#### AVAILABLE DATA

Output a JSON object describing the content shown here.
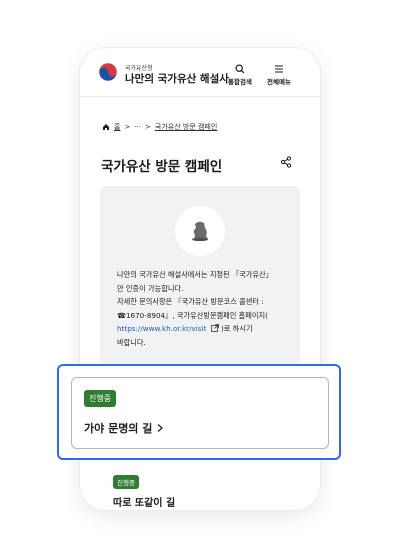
{
  "header": {
    "org_name": "국가유산청",
    "site_name": "나만의 국가유산 해설사",
    "search_label": "통합검색",
    "menu_label": "전체메뉴"
  },
  "breadcrumb": {
    "home_label": "홈",
    "sep1": ">",
    "ellipsis": "···",
    "sep2": ">",
    "current": "국가유산 방문 캠페인"
  },
  "page": {
    "title": "국가유산 방문 캠페인"
  },
  "info": {
    "line1": "나만의 국가유산 해설사에서는 지정된 「국가유산」",
    "line2": "만 인증이 가능합니다.",
    "line3": "자세한 문의사항은 『국가유산 방문코스 콜센터 :",
    "line4": "☎1670-8904』, 국가유산방문캠페인 홈페이지(",
    "link_text": "https://www.kh.or.kr/visit",
    "line5_after": ")로 하시기",
    "line6": "바랍니다."
  },
  "campaigns": [
    {
      "status": "진행중",
      "title": "가야 문명의 길"
    },
    {
      "status": "진행중",
      "title": "따로 또같이 길"
    }
  ],
  "colors": {
    "status_green": "#2e7d32",
    "highlight_blue": "#2f6ce5",
    "link_blue": "#2454c4"
  }
}
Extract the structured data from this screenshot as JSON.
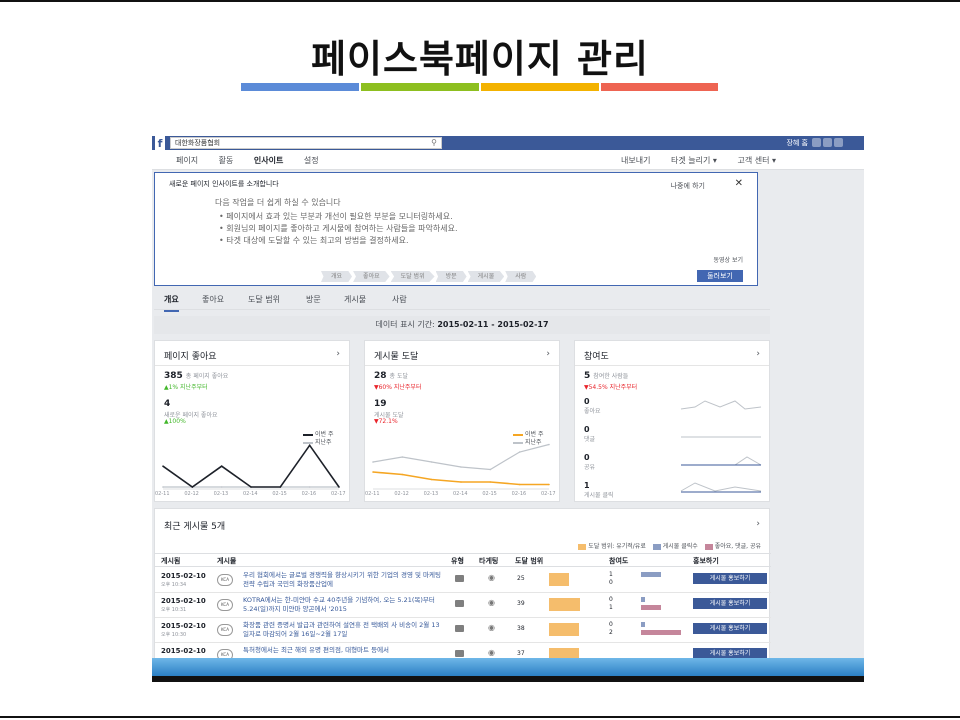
{
  "slide": {
    "title": "페이스북페이지 관리",
    "bar_colors": [
      "#5b8bd8",
      "#8dbf1f",
      "#f3b200",
      "#ee6452"
    ]
  },
  "fb": {
    "search_value": "대한화장품협회",
    "top_right": "장혜  홈",
    "nav_left": [
      "페이지",
      "활동",
      "인사이트",
      "설정"
    ],
    "nav_right": [
      "내보내기",
      "타겟 늘리기 ▾",
      "고객 센터 ▾"
    ],
    "intro": {
      "header": "새로운 페이지 인사이트를 소개합니다",
      "later": "나중에 하기",
      "close": "✕",
      "lead": "다음 작업을 더 쉽게 하실 수 있습니다",
      "bullets": [
        "• 페이지에서 효과 있는 부분과 개선이 필요한 부분을 모니터링하세요.",
        "• 회원님의 페이지를 좋아하고 게시물에 참여하는 사람들을 파악하세요.",
        "• 타겟 대상에 도달할 수 있는 최고의 방법을 결정하세요."
      ],
      "video": "동영상 보기",
      "steps": [
        "개요",
        "좋아요",
        "도달 범위",
        "방문",
        "게시물",
        "사람"
      ],
      "next": "둘러보기"
    },
    "tabs": [
      "개요",
      "좋아요",
      "도달 범위",
      "방문",
      "게시물",
      "사람"
    ],
    "date_label": "데이터 표시 기간:",
    "date_range": "2015-02-11 - 2015-02-17",
    "cards": {
      "likes": {
        "title": "페이지 좋아요",
        "total": "385",
        "total_label": "총 페이지 좋아요",
        "total_change": "▲1% 지난주부터",
        "new": "4",
        "new_label": "새로운 페이지 좋아요",
        "new_change": "▲100%",
        "legend_this": "이번 주",
        "legend_last": "지난주"
      },
      "reach": {
        "title": "게시물 도달",
        "total": "28",
        "total_label": "총 도달",
        "total_change": "▼60% 지난주부터",
        "post": "19",
        "post_label": "게시물 도달",
        "post_change": "▼72.1%",
        "legend_this": "이번 주",
        "legend_last": "지난주"
      },
      "engagement": {
        "title": "참여도",
        "people": "5",
        "people_label": "참여한 사람들",
        "people_change": "▼54.5% 지난주부터",
        "rows": [
          {
            "value": "0",
            "label": "좋아요"
          },
          {
            "value": "0",
            "label": "댓글"
          },
          {
            "value": "0",
            "label": "공유"
          },
          {
            "value": "1",
            "label": "게시물 클릭"
          }
        ]
      }
    },
    "xticks": [
      "02-11",
      "02-12",
      "02-13",
      "02-14",
      "02-15",
      "02-16",
      "02-17"
    ],
    "recent": {
      "title": "최근 게시물 5개",
      "legend": [
        "도달 범위: 유기적/유료",
        "게시물 클릭수",
        "좋아요, 댓글, 공유"
      ],
      "legend_colors": [
        "#f5bd6c",
        "#8b9dc3",
        "#c5869b"
      ],
      "headers": [
        "게시됨",
        "게시물",
        "유형",
        "타게팅",
        "도달 범위",
        "참여도",
        "홍보하기"
      ],
      "rows": [
        {
          "date": "2015-02-10",
          "time": "오후 10:34",
          "text": "우리 협회에서는 글로벌 경쟁력을 향상시키기 위한 기업의 경영 및 마케팅 전략 수립과 국민의 화장품산업에",
          "reach": "25",
          "e1": "1",
          "e2": "0",
          "promo": "게시물 홍보하기"
        },
        {
          "date": "2015-02-10",
          "time": "오후 10:31",
          "text": "KOTRA에서는 한-미얀마 수교 40주년을 기념하여, 오는 5.21(목)부터 5.24(일)까지 미얀마 양곤에서 '2015",
          "reach": "39",
          "e1": "0",
          "e2": "1",
          "promo": "게시물 홍보하기"
        },
        {
          "date": "2015-02-10",
          "time": "오후 10:30",
          "text": "화장품 관련 증명서 발급과 관련하여 설연휴 전 택배외 사 비송이 2월 13일자로 마감되어 2월 16일~2월 17일",
          "reach": "38",
          "e1": "0",
          "e2": "2",
          "promo": "게시물 홍보하기"
        },
        {
          "date": "2015-02-10",
          "time": "",
          "text": "특허청에서는 최근 해외 유명 편의점, 대형마트 등에서",
          "reach": "37",
          "e1": "",
          "e2": "",
          "promo": "게시물 홍보하기"
        }
      ]
    }
  },
  "chart_data": [
    {
      "type": "line",
      "x": [
        "02-11",
        "02-12",
        "02-13",
        "02-14",
        "02-15",
        "02-16",
        "02-17"
      ],
      "series": [
        {
          "name": "이번 주",
          "values": [
            1,
            0,
            1,
            0,
            0,
            2,
            0
          ]
        },
        {
          "name": "지난주",
          "values": [
            0,
            0,
            0,
            0,
            0,
            0,
            0
          ]
        }
      ],
      "ylim": [
        0,
        2.4
      ]
    },
    {
      "type": "line",
      "x": [
        "02-11",
        "02-12",
        "02-13",
        "02-14",
        "02-15",
        "02-16",
        "02-17"
      ],
      "series": [
        {
          "name": "이번 주",
          "values": [
            6,
            5,
            3,
            2,
            2,
            1,
            1
          ]
        },
        {
          "name": "지난주",
          "values": [
            10,
            12,
            10,
            8,
            7,
            14,
            17
          ]
        }
      ],
      "ylim": [
        0,
        20
      ]
    }
  ]
}
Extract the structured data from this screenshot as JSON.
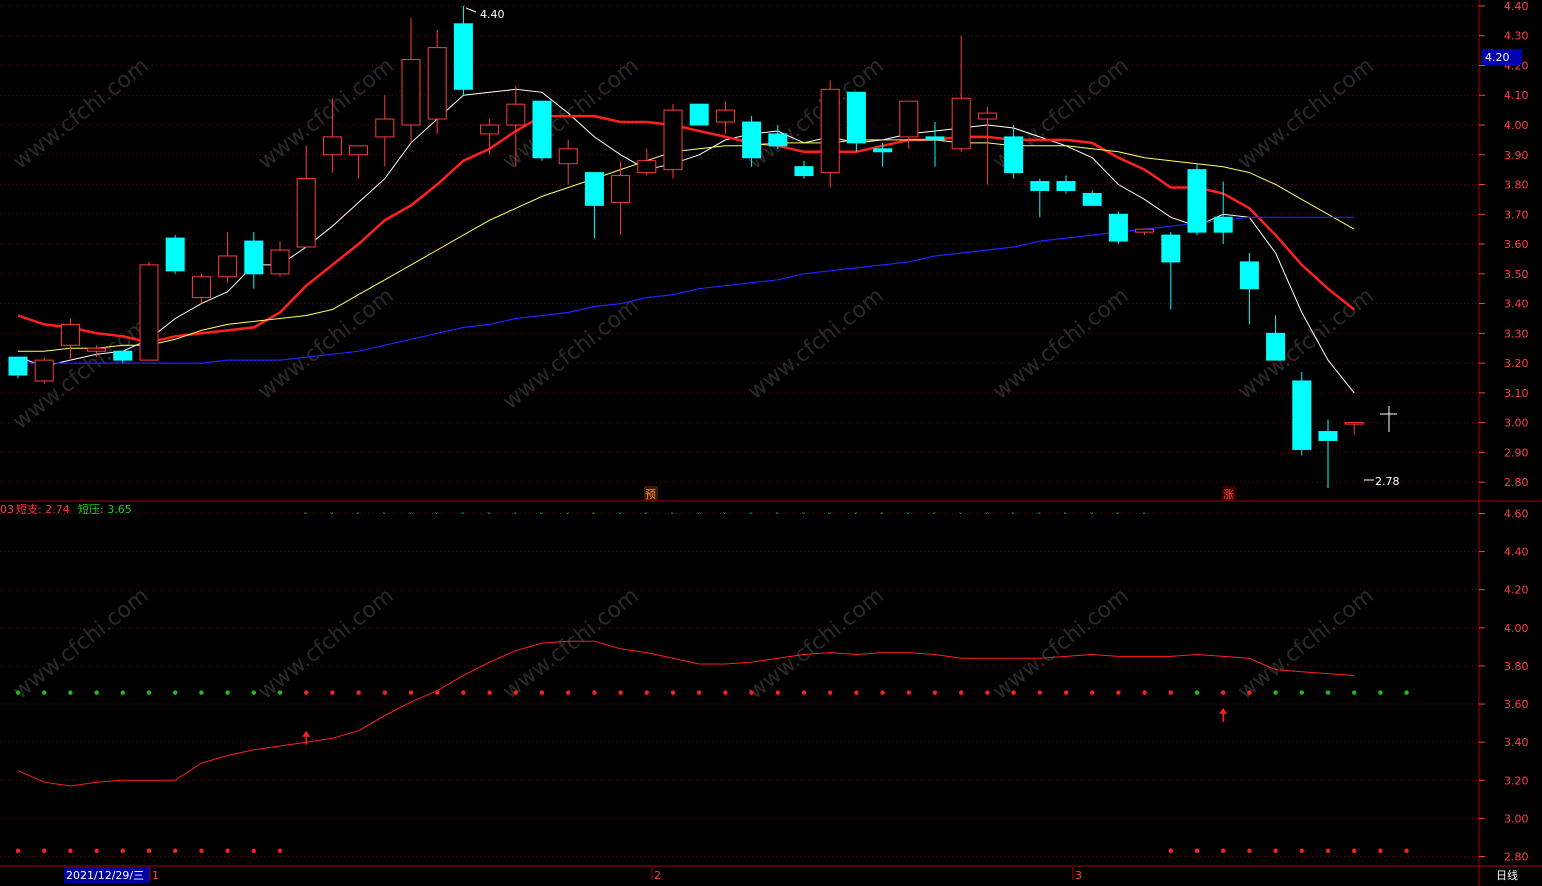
{
  "colors": {
    "up": "#ff3b3b",
    "down": "#00ffff",
    "ma5": "#ffffff",
    "ma10": "#ff2020",
    "ma20": "#ffff66",
    "ma60": "#2222ff",
    "axis_text": "#ff4040",
    "grid": "#7a0000",
    "panel_border": "#b00000"
  },
  "price_axis": {
    "ticks": [
      "4.40",
      "4.30",
      "4.20",
      "4.10",
      "4.00",
      "3.90",
      "3.80",
      "3.70",
      "3.60",
      "3.50",
      "3.40",
      "3.30",
      "3.20",
      "3.10",
      "3.00",
      "2.90",
      "2.80"
    ],
    "current_price": "4.20",
    "ylim": [
      2.74,
      4.42
    ]
  },
  "indicator_axis": {
    "ticks": [
      "4.60",
      "4.40",
      "4.20",
      "4.00",
      "3.80",
      "3.60",
      "3.40",
      "3.20",
      "3.00",
      "2.80"
    ],
    "ylim": [
      2.75,
      4.65
    ]
  },
  "annotations": {
    "high_label": "4.40",
    "low_label": "2.78",
    "marker_pre": "预",
    "marker_rise": "涨"
  },
  "indicator_legend": {
    "prefix": "03",
    "support_label": "短支: 2.74",
    "resistance_label": "短压: 3.65"
  },
  "date_bar": {
    "selected_date": "2021/12/29/三",
    "month_labels": [
      "1",
      "2",
      "3"
    ],
    "period": "日线"
  },
  "watermark": "www.cfchi.com",
  "chart_data": {
    "type": "candlestick",
    "title": "",
    "ohlc": [
      [
        3.22,
        3.22,
        3.15,
        3.16
      ],
      [
        3.14,
        3.22,
        3.13,
        3.21
      ],
      [
        3.26,
        3.35,
        3.21,
        3.33
      ],
      [
        3.24,
        3.26,
        3.22,
        3.25
      ],
      [
        3.24,
        3.24,
        3.2,
        3.21
      ],
      [
        3.21,
        3.54,
        3.21,
        3.53
      ],
      [
        3.62,
        3.63,
        3.5,
        3.51
      ],
      [
        3.42,
        3.5,
        3.4,
        3.49
      ],
      [
        3.49,
        3.64,
        3.47,
        3.56
      ],
      [
        3.61,
        3.64,
        3.45,
        3.5
      ],
      [
        3.5,
        3.61,
        3.49,
        3.58
      ],
      [
        3.59,
        3.93,
        3.59,
        3.82
      ],
      [
        3.9,
        4.09,
        3.84,
        3.96
      ],
      [
        3.9,
        3.92,
        3.82,
        3.93
      ],
      [
        3.96,
        4.1,
        3.86,
        4.02
      ],
      [
        4.0,
        4.36,
        3.94,
        4.22
      ],
      [
        4.02,
        4.32,
        3.97,
        4.26
      ],
      [
        4.34,
        4.4,
        4.1,
        4.12
      ],
      [
        3.97,
        4.02,
        3.9,
        4.0
      ],
      [
        4.0,
        4.13,
        3.86,
        4.07
      ],
      [
        4.08,
        4.08,
        3.88,
        3.89
      ],
      [
        3.87,
        3.95,
        3.8,
        3.92
      ],
      [
        3.84,
        3.84,
        3.62,
        3.73
      ],
      [
        3.74,
        3.88,
        3.63,
        3.83
      ],
      [
        3.84,
        3.92,
        3.83,
        3.88
      ],
      [
        3.85,
        4.07,
        3.82,
        4.05
      ],
      [
        4.07,
        4.07,
        4.0,
        4.0
      ],
      [
        4.01,
        4.08,
        3.97,
        4.05
      ],
      [
        4.01,
        4.03,
        3.86,
        3.89
      ],
      [
        3.97,
        4.0,
        3.92,
        3.93
      ],
      [
        3.86,
        3.88,
        3.82,
        3.83
      ],
      [
        3.84,
        4.15,
        3.79,
        4.12
      ],
      [
        4.11,
        4.11,
        3.91,
        3.94
      ],
      [
        3.92,
        3.94,
        3.86,
        3.91
      ],
      [
        3.96,
        4.08,
        3.92,
        4.08
      ],
      [
        3.96,
        4.01,
        3.86,
        3.95
      ],
      [
        3.92,
        4.3,
        3.91,
        4.09
      ],
      [
        4.02,
        4.06,
        3.8,
        4.04
      ],
      [
        3.96,
        4.0,
        3.82,
        3.84
      ],
      [
        3.81,
        3.82,
        3.69,
        3.78
      ],
      [
        3.81,
        3.83,
        3.77,
        3.78
      ],
      [
        3.77,
        3.78,
        3.73,
        3.73
      ],
      [
        3.7,
        3.71,
        3.6,
        3.61
      ],
      [
        3.64,
        3.64,
        3.63,
        3.65
      ],
      [
        3.63,
        3.64,
        3.38,
        3.54
      ],
      [
        3.85,
        3.87,
        3.63,
        3.64
      ],
      [
        3.69,
        3.81,
        3.6,
        3.64
      ],
      [
        3.54,
        3.57,
        3.33,
        3.45
      ],
      [
        3.3,
        3.36,
        3.21,
        3.21
      ],
      [
        3.14,
        3.17,
        2.89,
        2.91
      ],
      [
        2.97,
        3.01,
        2.78,
        2.94
      ],
      [
        3.0,
        3.0,
        2.96,
        3.0
      ]
    ],
    "ma": [
      {
        "name": "MA5",
        "values": [
          3.22,
          3.19,
          3.21,
          3.23,
          3.24,
          3.28,
          3.35,
          3.4,
          3.44,
          3.53,
          3.53,
          3.59,
          3.66,
          3.74,
          3.82,
          3.94,
          4.02,
          4.1,
          4.11,
          4.12,
          4.11,
          4.04,
          3.96,
          3.9,
          3.85,
          3.87,
          3.9,
          3.95,
          3.97,
          3.98,
          3.94,
          3.96,
          3.94,
          3.95,
          3.97,
          3.98,
          3.99,
          4.0,
          3.99,
          3.96,
          3.93,
          3.89,
          3.8,
          3.75,
          3.69,
          3.66,
          3.7,
          3.69,
          3.57,
          3.37,
          3.21,
          3.1
        ]
      },
      {
        "name": "MA10",
        "values": [
          3.36,
          3.33,
          3.32,
          3.3,
          3.29,
          3.27,
          3.29,
          3.3,
          3.31,
          3.32,
          3.37,
          3.46,
          3.53,
          3.6,
          3.68,
          3.73,
          3.8,
          3.88,
          3.92,
          3.98,
          4.03,
          4.03,
          4.03,
          4.01,
          4.01,
          4.0,
          3.98,
          3.96,
          3.94,
          3.93,
          3.91,
          3.91,
          3.91,
          3.93,
          3.95,
          3.95,
          3.96,
          3.96,
          3.95,
          3.95,
          3.95,
          3.94,
          3.89,
          3.85,
          3.79,
          3.79,
          3.77,
          3.72,
          3.63,
          3.53,
          3.45,
          3.38
        ]
      },
      {
        "name": "MA20",
        "values": [
          3.24,
          3.24,
          3.25,
          3.25,
          3.26,
          3.26,
          3.28,
          3.31,
          3.33,
          3.34,
          3.35,
          3.36,
          3.38,
          3.43,
          3.48,
          3.53,
          3.58,
          3.63,
          3.68,
          3.72,
          3.76,
          3.79,
          3.82,
          3.85,
          3.88,
          3.91,
          3.92,
          3.93,
          3.93,
          3.94,
          3.94,
          3.94,
          3.95,
          3.95,
          3.95,
          3.95,
          3.94,
          3.94,
          3.93,
          3.93,
          3.93,
          3.92,
          3.91,
          3.89,
          3.88,
          3.87,
          3.86,
          3.84,
          3.8,
          3.75,
          3.7,
          3.65
        ]
      },
      {
        "name": "MA60",
        "values": [
          3.2,
          3.2,
          3.2,
          3.2,
          3.2,
          3.2,
          3.2,
          3.2,
          3.21,
          3.21,
          3.21,
          3.22,
          3.23,
          3.24,
          3.26,
          3.28,
          3.3,
          3.32,
          3.33,
          3.35,
          3.36,
          3.37,
          3.39,
          3.4,
          3.42,
          3.43,
          3.45,
          3.46,
          3.47,
          3.48,
          3.5,
          3.51,
          3.52,
          3.53,
          3.54,
          3.56,
          3.57,
          3.58,
          3.59,
          3.61,
          3.62,
          3.63,
          3.64,
          3.65,
          3.66,
          3.67,
          3.68,
          3.69,
          3.69,
          3.69,
          3.69,
          3.69
        ]
      }
    ],
    "indicator_line": [
      3.25,
      3.19,
      3.17,
      3.19,
      3.2,
      3.2,
      3.2,
      3.29,
      3.33,
      3.36,
      3.38,
      3.4,
      3.42,
      3.46,
      3.54,
      3.61,
      3.67,
      3.75,
      3.82,
      3.88,
      3.92,
      3.93,
      3.93,
      3.89,
      3.87,
      3.84,
      3.81,
      3.81,
      3.82,
      3.84,
      3.86,
      3.87,
      3.86,
      3.87,
      3.87,
      3.86,
      3.84,
      3.84,
      3.84,
      3.84,
      3.85,
      3.86,
      3.85,
      3.85,
      3.85,
      3.86,
      3.85,
      3.84,
      3.78,
      3.77,
      3.76,
      3.75
    ],
    "indicator_dots": {
      "upper_level": 3.66,
      "upper_colors": [
        "g",
        "g",
        "g",
        "g",
        "g",
        "g",
        "g",
        "g",
        "g",
        "g",
        "g",
        "r",
        "r",
        "r",
        "r",
        "r",
        "r",
        "r",
        "r",
        "r",
        "r",
        "r",
        "r",
        "r",
        "r",
        "r",
        "r",
        "r",
        "r",
        "r",
        "r",
        "r",
        "r",
        "r",
        "r",
        "r",
        "r",
        "r",
        "r",
        "r",
        "r",
        "r",
        "r",
        "r",
        "r",
        "g",
        "r",
        "r",
        "g",
        "g",
        "g",
        "g",
        "g",
        "g"
      ],
      "lower_level": 2.83,
      "lower_active": [
        1,
        1,
        1,
        1,
        1,
        1,
        1,
        1,
        1,
        1,
        1,
        0,
        0,
        0,
        0,
        0,
        0,
        0,
        0,
        0,
        0,
        0,
        0,
        0,
        0,
        0,
        0,
        0,
        0,
        0,
        0,
        0,
        0,
        0,
        0,
        0,
        0,
        0,
        0,
        0,
        0,
        0,
        0,
        0,
        1,
        1,
        1,
        1,
        1,
        1,
        1,
        1,
        1,
        1
      ]
    },
    "green_ticks_level": 4.59,
    "arrows": [
      {
        "index": 11,
        "value": 3.46
      },
      {
        "index": 46,
        "value": 3.58
      }
    ]
  }
}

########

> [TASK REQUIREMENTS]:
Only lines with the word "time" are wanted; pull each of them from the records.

> [SOLUTION FOR THIS TASK]:
          "time": "오후 10:34",
          "time": "오후 10:31",
          "time": "오후 10:30",
          "time": "",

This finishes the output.